(Recipe and official photo follows this blog post - thank you to the Publishers!) This one was pretty awesome, with the different textures and flavour notes. Really enjoyed.
Page 155 Avocado and Cucumber Salad
Served over Simple Marinated Kale Salad in the photo. Creamy, cooling and refreshing, this one was a delight, and it is far to easy to eat far too much of it!
Page 174 Spicy Miso Dressing
Spicy, salty but very more-ish this one certainly elevates a salad with hints of Asian flavours.
Page 177 Lemon Avocado Dressing
Used on the Greek Kale Salad, but I would make for use on regular everyday greens too.
Page 233 Curried Chickpea Stew
The flavours in this one were awesome, complex and vibrant, really giving interest to the dish. My only problem is that I didn't digest the chickpeas all that well and had some "side-effects".
It did look like mashed potatoes, and while it tasted nice I was missing the warmth and comfort of regular mashed potatoes.
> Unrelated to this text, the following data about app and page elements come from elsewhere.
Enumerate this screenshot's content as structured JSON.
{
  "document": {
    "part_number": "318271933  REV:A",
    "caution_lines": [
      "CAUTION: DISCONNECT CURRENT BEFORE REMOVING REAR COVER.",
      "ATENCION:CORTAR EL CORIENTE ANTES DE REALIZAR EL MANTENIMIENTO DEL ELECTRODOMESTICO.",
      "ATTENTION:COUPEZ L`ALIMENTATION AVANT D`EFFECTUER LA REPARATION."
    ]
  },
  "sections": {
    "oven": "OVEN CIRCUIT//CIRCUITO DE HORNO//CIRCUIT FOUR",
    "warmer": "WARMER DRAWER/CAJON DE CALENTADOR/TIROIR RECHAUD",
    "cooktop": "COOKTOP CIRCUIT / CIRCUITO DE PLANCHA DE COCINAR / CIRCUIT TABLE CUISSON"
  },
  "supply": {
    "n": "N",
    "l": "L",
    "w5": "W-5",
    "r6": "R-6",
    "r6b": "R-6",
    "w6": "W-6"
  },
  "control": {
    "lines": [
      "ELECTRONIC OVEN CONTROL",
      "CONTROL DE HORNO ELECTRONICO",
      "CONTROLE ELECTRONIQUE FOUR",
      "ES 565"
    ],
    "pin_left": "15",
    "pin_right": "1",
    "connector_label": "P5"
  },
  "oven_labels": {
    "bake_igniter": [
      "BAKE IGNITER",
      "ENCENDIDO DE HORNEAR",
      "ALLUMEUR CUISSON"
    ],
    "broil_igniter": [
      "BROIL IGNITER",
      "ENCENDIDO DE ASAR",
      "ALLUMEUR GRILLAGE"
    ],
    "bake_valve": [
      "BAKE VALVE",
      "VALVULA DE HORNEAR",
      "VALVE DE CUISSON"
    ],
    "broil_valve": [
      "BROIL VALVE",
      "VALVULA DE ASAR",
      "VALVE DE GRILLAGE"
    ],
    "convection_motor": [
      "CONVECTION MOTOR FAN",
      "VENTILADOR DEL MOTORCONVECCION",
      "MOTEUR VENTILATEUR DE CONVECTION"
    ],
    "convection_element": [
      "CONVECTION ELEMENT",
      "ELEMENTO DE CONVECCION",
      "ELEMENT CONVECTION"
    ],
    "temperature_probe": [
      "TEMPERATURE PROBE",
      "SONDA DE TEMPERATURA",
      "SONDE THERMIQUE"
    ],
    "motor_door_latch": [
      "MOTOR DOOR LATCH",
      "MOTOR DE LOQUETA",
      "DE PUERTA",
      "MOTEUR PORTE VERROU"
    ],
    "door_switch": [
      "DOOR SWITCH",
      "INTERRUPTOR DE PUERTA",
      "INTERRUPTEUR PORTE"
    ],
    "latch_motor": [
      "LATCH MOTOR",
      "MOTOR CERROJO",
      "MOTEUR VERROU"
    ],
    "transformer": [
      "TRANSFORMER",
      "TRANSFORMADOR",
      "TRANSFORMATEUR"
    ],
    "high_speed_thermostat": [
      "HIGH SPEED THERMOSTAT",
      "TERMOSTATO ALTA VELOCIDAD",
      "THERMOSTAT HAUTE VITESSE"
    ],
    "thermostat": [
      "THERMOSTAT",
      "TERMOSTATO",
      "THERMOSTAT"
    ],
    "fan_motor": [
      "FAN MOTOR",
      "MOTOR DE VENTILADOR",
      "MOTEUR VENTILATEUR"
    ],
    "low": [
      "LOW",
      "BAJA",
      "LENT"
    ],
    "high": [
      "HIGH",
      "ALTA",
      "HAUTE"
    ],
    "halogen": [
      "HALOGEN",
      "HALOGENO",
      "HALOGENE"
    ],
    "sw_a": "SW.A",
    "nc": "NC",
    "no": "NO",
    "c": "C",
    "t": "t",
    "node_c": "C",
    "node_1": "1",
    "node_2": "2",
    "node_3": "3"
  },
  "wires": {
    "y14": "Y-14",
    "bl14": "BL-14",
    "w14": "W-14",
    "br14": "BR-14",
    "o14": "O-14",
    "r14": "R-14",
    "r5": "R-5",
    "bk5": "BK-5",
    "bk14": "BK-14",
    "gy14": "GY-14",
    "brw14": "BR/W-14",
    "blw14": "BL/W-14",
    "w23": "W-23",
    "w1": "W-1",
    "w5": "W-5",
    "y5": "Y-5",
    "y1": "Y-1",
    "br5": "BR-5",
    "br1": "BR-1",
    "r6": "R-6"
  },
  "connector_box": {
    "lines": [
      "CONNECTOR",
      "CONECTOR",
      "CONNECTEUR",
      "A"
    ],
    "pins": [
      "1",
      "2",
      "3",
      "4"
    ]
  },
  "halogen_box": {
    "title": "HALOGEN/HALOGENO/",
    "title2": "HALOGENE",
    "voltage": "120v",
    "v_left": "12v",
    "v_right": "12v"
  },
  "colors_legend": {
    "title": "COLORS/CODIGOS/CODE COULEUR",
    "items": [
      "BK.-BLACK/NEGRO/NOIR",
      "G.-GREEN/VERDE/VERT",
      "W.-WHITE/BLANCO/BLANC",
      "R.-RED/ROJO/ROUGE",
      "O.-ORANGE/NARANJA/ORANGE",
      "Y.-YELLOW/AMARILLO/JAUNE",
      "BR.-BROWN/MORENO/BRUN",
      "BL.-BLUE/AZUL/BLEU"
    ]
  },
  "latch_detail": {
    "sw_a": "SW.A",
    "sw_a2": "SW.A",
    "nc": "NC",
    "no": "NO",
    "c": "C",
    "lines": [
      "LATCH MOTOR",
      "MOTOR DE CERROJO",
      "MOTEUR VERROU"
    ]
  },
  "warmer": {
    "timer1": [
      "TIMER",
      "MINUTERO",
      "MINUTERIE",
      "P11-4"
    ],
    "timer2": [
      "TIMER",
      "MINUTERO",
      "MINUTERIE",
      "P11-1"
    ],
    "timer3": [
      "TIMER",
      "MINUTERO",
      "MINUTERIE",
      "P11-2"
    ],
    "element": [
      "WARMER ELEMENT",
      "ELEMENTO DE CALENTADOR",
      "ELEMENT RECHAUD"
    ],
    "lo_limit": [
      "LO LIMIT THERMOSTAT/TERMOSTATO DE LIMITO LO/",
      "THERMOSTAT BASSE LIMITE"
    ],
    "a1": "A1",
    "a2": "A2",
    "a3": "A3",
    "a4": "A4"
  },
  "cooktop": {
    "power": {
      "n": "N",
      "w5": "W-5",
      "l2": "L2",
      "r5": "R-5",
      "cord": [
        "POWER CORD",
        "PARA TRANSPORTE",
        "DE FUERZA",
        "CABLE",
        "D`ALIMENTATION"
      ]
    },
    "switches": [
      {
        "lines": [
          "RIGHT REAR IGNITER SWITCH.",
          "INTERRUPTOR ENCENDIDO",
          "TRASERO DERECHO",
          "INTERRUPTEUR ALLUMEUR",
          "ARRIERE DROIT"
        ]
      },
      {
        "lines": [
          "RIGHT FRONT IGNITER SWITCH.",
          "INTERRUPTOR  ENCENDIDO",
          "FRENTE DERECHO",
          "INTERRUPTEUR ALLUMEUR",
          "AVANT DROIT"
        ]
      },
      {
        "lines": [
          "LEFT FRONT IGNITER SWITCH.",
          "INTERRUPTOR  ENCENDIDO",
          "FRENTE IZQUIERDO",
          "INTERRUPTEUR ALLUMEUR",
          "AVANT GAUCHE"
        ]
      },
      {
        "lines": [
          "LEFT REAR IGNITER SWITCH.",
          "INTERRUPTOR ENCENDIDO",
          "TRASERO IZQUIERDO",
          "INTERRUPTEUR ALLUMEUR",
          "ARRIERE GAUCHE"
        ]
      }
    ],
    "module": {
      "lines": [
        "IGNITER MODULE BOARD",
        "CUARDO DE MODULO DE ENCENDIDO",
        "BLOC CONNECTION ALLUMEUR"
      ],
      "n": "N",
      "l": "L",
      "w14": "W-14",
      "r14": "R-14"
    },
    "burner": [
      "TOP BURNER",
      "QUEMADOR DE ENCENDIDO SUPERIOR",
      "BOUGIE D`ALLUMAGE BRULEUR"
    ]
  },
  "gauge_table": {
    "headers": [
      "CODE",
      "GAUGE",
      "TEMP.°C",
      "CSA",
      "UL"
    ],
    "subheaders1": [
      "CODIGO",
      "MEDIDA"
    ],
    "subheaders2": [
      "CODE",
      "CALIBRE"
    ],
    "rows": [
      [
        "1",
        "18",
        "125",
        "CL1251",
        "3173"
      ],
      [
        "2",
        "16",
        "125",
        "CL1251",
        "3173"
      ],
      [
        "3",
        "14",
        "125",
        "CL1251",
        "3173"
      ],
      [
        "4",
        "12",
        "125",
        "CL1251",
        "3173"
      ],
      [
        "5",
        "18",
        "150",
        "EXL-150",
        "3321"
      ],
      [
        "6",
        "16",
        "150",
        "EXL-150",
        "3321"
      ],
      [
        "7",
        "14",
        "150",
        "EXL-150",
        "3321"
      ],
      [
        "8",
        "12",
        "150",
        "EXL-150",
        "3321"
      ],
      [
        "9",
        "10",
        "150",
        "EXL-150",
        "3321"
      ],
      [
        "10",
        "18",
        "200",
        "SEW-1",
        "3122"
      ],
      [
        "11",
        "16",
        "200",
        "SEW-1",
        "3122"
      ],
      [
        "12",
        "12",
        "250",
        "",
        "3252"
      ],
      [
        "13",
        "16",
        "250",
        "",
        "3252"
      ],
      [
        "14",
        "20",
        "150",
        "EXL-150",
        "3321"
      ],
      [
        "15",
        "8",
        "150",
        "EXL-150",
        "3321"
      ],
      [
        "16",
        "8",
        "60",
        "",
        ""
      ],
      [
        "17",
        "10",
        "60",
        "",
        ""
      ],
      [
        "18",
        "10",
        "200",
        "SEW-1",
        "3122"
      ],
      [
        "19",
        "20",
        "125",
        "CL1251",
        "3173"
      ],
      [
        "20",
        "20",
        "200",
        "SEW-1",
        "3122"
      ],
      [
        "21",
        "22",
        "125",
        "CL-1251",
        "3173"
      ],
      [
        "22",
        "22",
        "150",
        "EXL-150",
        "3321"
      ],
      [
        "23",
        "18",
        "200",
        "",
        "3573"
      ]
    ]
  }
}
With Marinated Kale Salad.
Page 280 Cauliflower and Hemp Tabouli
Refreshing, vibrant flavours from the herbs, and you don't miss there not being a grain.
Oh, my. Yum. Very decadent tasting, but so very simple to make with very few ingredients!
And here's the recipe.....
Excerpted from Eat Raw, Eat Well by Douglas McNish © 2012 Robert Rose Inc. www.robertrose.ca Reprinted with permission. All rights reserved.
Kale Waldorf Salad (page 144)
This version of the classic American salad replaces iceberg lettuce with heart-healthy kale and the mayonnaise with a delicious oil-free blended dressing. The key is to cut the kale very finely to allow it to soften properly.
Makes 1 to 2 main-course or 3 side salads
1⁄4 cup raw cashews, soaked (see Tips) 60 mL
2 cups thinly sliced trimmed kale 500 mL
(see Tips, left)
(see Tips, left)
2 tbsp cold-pressed (extra virgin) olive oil 30 mL
1⁄4 cup freshly squeezed lemon juice, divided 60 mL
1 tbsp apple cider vinegar, divided 15 mL
2 tsp fine sea salt, divided 10 mL
1 cup thinly sliced tart apple, divided 250 mL
1⁄2 cup thinly sliced celery, divided 125 mL
1⁄2 cup filtered water 125 mL
1⁄2 cup walnuts, halves or pieces 125 mL
1⁄4 cup raisins 60 mL
1. In a bowl, toss together kale, olive oil, 2 tsp (10 mL) lemon juice, 1 tsp (5 mL) cider vinegar and 1 tsp (5 mL) salt. Set aside to soften for 10 minutes. Transfer to a serving dish.
2. In a blender, combine 1⁄2 cup (125 mL) apple, 1⁄4 cup (60 mL) celery, water, soaked cashews and remaining lemon juice, vinegar and salt. Blend at high speed until smooth and creamy. Pour over softened kale. Add walnuts, raisins and remaining apple and celery and toss. Set aside to marinate for 5 minutes. Serve immediately.
Over the years I’ve made many different versions of this salad. I like to make it using chopped dried fruit such as prunes, dried apricots or dried cranberries instead of the raisins.
In addition to walnuts I add 1⁄4 cup (60 mL) whole raw almonds to increase the protein and calcium content.
To soak the cashews for this recipe, place in a bowl and add 1⁄2 cup (125 mL) water. Cover and set aside for 20 minutes. Drain, discarding soaking water, and rinse under cold running water until the water runs clear.
Before chopping the kale, remove the long stem that runs up through the leaf almost to the top of the plant. Use only the leafy green parts.